> [WORK ORDER]
Search the records for lines that contain the word "desc". Copy them all.

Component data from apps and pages
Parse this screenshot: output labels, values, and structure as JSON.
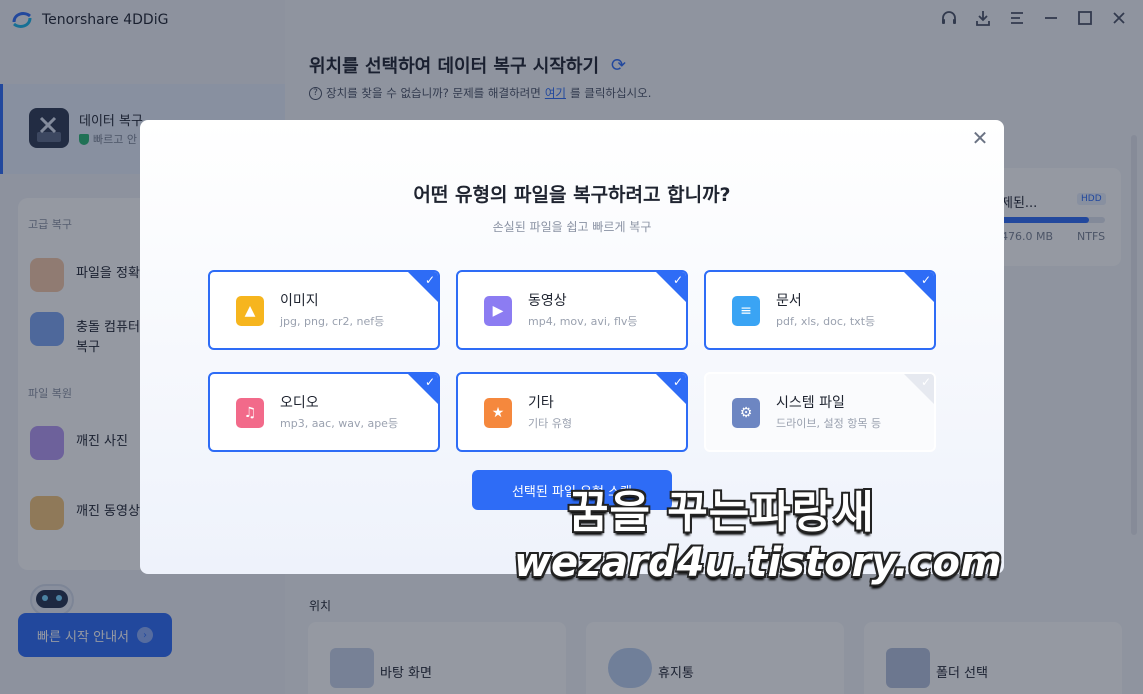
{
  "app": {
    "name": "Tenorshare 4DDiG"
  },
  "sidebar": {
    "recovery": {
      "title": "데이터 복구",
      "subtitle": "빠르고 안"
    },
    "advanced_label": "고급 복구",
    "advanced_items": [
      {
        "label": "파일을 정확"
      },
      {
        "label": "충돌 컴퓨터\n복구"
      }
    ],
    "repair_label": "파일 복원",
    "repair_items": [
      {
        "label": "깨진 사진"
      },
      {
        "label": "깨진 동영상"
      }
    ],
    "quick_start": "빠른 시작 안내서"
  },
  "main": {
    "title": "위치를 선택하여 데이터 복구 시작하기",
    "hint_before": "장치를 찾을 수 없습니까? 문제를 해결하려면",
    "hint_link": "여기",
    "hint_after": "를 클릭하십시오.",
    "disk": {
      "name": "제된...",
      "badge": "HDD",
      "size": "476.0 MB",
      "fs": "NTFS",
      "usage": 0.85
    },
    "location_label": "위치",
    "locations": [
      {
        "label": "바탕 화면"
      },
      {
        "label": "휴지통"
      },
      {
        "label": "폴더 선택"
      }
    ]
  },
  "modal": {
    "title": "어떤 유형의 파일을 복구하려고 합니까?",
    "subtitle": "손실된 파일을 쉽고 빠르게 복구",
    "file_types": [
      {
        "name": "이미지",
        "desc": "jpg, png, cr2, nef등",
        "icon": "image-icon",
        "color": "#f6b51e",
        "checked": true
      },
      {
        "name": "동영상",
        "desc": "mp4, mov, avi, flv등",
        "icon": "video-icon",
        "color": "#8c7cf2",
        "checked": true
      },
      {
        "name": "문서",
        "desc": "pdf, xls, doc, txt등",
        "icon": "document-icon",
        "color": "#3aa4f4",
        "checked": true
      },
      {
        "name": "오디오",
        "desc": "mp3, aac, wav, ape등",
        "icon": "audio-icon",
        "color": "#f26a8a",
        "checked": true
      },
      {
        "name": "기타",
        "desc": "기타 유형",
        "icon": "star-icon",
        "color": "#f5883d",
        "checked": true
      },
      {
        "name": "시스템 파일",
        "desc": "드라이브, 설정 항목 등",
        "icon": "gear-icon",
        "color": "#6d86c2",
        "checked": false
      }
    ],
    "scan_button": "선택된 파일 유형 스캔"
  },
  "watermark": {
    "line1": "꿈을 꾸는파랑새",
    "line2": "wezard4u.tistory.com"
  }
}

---

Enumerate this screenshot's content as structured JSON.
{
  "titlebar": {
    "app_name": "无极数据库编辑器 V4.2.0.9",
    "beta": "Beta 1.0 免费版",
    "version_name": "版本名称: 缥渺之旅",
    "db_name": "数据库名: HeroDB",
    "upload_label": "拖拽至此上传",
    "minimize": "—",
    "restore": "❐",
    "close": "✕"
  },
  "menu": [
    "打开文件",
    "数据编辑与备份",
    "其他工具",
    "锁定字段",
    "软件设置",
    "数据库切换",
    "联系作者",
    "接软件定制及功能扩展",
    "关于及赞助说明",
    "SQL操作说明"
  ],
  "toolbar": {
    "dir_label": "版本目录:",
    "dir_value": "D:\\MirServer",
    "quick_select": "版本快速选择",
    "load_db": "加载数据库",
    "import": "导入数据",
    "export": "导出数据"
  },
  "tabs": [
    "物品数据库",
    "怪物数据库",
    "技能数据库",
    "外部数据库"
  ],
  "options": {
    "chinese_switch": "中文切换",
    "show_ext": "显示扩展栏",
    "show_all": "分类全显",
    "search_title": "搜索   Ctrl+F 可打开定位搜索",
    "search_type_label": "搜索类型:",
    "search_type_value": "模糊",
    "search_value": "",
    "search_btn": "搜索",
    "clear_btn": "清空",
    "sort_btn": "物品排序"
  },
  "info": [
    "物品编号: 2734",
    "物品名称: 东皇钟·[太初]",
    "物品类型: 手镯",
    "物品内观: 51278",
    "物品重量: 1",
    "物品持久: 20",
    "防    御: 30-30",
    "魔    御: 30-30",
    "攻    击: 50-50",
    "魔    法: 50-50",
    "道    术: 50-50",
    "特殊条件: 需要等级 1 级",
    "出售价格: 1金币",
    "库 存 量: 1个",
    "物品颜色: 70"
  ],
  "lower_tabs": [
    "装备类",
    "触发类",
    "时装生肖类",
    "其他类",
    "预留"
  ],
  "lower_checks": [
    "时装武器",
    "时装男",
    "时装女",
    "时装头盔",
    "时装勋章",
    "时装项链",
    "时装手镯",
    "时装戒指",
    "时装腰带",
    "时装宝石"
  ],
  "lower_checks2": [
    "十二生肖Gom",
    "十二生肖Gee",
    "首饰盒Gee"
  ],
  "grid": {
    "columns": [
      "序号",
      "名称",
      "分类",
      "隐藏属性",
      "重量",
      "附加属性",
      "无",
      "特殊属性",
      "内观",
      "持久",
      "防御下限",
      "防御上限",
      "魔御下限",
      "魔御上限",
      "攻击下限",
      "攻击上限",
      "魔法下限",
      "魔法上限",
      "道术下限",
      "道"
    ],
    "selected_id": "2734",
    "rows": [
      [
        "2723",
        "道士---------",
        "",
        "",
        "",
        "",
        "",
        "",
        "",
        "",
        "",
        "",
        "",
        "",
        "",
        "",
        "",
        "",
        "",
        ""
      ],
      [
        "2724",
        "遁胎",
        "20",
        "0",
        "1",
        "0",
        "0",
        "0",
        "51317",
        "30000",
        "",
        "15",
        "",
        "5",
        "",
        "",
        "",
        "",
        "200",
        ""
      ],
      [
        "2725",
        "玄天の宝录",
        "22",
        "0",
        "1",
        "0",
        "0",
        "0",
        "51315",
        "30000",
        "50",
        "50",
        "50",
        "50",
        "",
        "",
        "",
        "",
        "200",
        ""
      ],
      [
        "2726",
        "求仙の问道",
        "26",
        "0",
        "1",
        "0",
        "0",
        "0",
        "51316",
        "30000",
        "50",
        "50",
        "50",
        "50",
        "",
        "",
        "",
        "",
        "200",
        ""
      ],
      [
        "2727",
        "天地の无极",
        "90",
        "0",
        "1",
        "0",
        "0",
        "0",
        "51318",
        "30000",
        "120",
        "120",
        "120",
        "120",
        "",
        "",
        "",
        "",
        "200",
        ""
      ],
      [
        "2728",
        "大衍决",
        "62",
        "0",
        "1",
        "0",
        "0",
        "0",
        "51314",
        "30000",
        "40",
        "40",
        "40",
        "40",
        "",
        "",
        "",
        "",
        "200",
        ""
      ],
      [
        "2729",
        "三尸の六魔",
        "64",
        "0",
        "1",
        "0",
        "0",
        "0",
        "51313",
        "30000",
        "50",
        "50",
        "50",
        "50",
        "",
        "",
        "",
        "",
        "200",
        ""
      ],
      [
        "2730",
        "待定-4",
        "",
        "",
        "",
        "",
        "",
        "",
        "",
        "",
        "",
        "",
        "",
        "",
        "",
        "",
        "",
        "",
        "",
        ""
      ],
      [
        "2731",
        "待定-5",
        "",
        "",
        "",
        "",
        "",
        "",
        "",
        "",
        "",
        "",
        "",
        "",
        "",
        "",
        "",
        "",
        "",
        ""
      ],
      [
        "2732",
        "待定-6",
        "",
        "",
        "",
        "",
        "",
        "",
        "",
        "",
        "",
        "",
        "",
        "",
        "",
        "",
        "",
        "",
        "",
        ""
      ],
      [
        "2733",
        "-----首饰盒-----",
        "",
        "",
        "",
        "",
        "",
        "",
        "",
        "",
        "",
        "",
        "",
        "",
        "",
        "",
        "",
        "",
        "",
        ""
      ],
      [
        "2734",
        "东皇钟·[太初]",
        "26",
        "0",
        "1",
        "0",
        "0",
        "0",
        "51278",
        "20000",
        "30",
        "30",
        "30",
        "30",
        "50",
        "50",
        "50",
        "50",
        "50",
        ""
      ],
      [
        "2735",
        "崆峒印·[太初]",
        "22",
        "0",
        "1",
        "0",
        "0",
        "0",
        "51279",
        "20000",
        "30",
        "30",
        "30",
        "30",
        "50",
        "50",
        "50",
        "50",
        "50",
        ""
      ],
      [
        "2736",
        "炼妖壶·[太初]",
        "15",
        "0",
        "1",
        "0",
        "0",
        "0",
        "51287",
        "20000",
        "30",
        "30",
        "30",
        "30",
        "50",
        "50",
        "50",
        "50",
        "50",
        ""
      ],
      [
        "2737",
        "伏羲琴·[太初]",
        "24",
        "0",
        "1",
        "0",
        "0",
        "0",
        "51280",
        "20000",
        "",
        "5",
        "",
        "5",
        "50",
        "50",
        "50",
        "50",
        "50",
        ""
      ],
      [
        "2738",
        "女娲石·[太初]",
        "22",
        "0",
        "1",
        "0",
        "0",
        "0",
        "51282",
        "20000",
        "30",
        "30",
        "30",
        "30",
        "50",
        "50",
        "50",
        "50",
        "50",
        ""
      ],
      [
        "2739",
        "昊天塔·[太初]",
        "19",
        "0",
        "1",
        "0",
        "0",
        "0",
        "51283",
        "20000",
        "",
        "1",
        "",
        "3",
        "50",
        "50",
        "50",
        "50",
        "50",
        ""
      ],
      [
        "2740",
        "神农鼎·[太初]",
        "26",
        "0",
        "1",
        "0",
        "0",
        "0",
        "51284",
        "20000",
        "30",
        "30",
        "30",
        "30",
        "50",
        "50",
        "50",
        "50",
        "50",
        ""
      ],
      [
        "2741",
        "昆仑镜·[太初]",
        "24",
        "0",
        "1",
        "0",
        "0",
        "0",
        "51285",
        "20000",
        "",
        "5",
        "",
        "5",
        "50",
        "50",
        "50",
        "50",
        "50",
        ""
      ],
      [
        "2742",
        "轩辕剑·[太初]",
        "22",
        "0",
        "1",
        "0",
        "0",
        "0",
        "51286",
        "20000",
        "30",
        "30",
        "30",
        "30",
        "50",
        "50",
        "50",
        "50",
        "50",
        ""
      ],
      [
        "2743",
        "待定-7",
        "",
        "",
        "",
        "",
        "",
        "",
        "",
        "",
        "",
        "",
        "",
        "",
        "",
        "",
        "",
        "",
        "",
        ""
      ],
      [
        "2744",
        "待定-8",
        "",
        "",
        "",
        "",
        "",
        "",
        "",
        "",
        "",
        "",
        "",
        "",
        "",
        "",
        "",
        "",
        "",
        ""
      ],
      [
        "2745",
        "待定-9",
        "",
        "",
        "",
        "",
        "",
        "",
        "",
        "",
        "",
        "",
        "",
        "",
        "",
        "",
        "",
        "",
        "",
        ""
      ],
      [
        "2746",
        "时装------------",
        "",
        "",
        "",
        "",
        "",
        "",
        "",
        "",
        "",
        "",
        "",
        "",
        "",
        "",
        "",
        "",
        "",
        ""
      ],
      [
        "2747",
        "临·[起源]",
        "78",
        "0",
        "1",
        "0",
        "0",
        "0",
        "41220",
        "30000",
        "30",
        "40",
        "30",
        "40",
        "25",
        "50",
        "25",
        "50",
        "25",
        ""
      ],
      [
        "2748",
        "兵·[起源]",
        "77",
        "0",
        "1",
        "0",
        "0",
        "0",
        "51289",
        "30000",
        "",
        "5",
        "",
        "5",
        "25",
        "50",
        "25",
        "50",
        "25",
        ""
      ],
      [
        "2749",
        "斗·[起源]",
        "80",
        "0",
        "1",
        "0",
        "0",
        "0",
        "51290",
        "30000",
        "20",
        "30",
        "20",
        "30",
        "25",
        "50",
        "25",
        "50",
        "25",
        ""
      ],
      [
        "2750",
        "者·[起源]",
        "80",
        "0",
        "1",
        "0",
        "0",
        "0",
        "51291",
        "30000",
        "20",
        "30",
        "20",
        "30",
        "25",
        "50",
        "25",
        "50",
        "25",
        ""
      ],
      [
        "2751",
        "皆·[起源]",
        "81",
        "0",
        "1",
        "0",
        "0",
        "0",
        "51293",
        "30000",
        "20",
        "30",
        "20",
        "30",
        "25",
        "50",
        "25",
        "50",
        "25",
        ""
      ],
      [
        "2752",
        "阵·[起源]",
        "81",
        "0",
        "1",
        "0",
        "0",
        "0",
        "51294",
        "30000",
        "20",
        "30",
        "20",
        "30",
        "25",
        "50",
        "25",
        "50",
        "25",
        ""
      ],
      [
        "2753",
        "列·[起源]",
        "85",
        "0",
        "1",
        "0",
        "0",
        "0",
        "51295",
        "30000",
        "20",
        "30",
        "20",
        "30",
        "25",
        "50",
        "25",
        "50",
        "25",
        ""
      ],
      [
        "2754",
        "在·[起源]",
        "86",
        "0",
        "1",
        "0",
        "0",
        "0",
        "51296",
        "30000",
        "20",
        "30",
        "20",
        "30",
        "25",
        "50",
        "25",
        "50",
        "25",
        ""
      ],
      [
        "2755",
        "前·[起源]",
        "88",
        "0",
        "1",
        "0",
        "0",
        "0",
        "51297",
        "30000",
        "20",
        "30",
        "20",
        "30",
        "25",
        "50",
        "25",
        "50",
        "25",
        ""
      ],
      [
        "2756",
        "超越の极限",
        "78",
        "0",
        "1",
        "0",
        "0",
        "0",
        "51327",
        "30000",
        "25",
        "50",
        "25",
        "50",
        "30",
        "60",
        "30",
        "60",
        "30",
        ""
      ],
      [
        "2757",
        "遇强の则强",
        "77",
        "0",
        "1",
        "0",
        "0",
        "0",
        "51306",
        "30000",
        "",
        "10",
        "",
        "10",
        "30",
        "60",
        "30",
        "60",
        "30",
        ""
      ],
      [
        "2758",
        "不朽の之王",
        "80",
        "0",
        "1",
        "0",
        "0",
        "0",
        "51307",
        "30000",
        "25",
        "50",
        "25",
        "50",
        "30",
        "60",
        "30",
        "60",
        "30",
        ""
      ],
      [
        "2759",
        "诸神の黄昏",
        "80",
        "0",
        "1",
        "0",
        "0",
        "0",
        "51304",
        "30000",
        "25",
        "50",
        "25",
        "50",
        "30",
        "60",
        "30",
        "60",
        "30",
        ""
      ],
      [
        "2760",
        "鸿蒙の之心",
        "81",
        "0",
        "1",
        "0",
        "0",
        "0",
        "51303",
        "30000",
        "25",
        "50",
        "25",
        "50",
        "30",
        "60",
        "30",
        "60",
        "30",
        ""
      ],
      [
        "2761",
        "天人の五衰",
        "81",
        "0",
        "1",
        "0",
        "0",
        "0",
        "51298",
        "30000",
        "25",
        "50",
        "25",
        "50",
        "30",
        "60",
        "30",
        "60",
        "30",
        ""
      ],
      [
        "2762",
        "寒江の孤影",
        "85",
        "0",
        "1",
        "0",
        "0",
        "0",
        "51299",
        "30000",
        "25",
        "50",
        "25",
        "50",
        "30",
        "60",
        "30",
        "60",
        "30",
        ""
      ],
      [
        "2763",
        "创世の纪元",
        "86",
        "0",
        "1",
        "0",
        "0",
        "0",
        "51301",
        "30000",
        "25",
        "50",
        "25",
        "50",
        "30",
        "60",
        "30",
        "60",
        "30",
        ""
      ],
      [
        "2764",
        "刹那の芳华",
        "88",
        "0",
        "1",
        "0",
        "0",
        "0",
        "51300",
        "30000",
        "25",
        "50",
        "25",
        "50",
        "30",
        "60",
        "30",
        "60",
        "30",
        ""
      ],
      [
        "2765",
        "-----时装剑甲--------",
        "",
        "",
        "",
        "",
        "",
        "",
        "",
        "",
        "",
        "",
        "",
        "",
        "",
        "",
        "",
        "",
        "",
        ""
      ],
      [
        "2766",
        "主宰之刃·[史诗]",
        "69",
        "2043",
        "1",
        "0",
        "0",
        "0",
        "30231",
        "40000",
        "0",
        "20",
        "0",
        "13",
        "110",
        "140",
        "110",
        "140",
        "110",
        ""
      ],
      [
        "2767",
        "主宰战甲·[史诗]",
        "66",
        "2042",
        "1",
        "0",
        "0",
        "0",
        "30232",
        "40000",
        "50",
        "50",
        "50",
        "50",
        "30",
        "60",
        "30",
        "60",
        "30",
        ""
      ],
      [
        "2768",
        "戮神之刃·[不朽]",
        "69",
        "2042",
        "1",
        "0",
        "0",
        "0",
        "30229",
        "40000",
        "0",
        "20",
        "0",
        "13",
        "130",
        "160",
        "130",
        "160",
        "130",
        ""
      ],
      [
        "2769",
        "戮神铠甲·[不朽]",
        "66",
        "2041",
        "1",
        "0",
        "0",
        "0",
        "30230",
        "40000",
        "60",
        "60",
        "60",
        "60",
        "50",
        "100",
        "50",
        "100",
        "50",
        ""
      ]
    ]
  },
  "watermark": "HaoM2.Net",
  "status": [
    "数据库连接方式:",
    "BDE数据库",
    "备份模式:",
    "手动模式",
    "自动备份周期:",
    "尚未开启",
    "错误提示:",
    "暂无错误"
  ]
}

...

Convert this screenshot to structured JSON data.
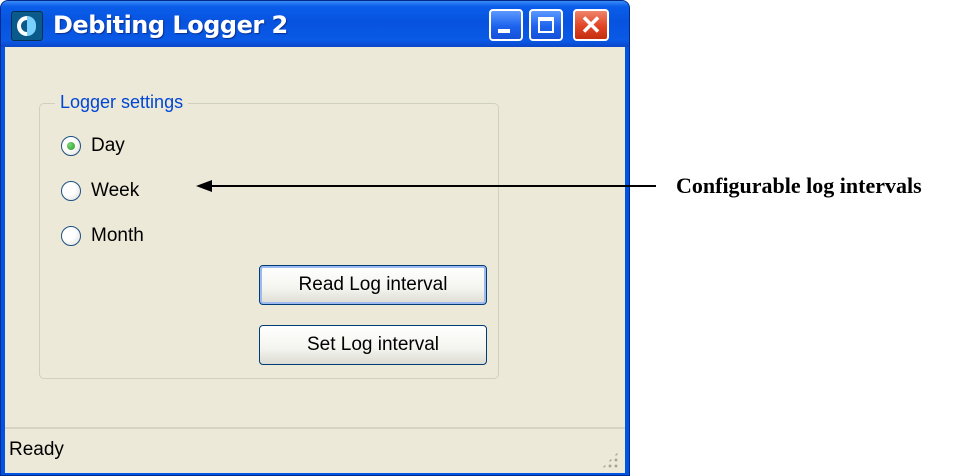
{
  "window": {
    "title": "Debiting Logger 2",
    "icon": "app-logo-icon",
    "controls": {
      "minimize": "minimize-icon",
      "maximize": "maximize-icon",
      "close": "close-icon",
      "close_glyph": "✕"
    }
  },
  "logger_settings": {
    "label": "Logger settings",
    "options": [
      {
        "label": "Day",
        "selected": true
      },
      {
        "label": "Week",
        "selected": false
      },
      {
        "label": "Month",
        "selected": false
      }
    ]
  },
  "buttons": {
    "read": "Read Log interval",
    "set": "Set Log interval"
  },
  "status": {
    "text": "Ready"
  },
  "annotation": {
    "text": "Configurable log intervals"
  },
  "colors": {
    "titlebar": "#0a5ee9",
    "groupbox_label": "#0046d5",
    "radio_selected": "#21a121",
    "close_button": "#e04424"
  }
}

> [REPLY]
        "desc": "jpg, png, cr2, nef등",
        "desc": "mp4, mov, avi, flv등",
        "desc": "pdf, xls, doc, txt등",
        "desc": "mp3, aac, wav, ape등",
        "desc": "기타 유형",
        "desc": "드라이브, 설정 항목 등",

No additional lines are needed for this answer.